Element data from apps and pages:
= = =

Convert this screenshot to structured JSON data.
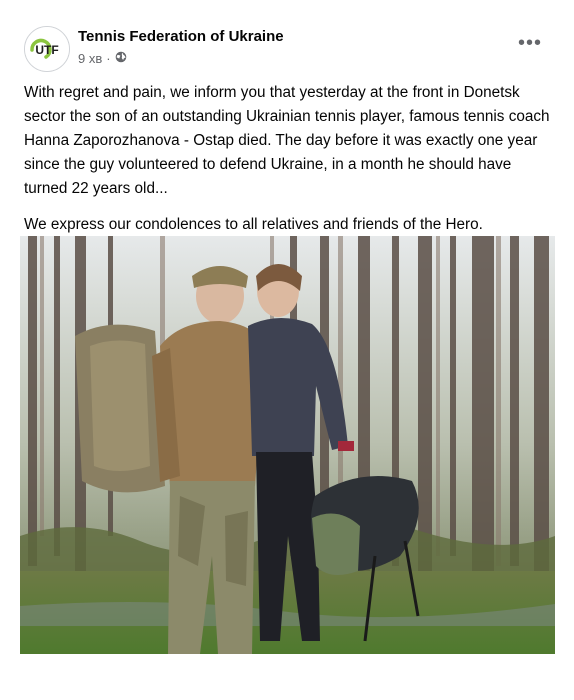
{
  "post": {
    "page_name": "Tennis Federation of Ukraine",
    "avatar_text": "UTF",
    "time": "9 хв",
    "separator": "·",
    "visibility_icon": "globe-icon",
    "more_icon": "more-options-icon",
    "more_label": "•••",
    "paragraphs": [
      "With regret and pain, we inform you that yesterday at the front in Donetsk sector the son of an outstanding Ukrainian tennis player, famous tennis coach Hanna Zaporozhanova - Ostap died. The day before it was exactly one year since the guy volunteered to defend Ukraine, in a month he should have turned 22 years old...",
      "We express our condolences to all relatives and friends of the Hero."
    ]
  },
  "colors": {
    "text": "#050505",
    "meta": "#65676b",
    "logo_green": "#8bc53f"
  }
}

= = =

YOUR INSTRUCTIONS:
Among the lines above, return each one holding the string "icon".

EXERCISE RESULT:
    "visibility_icon": "globe-icon",
    "more_icon": "more-options-icon",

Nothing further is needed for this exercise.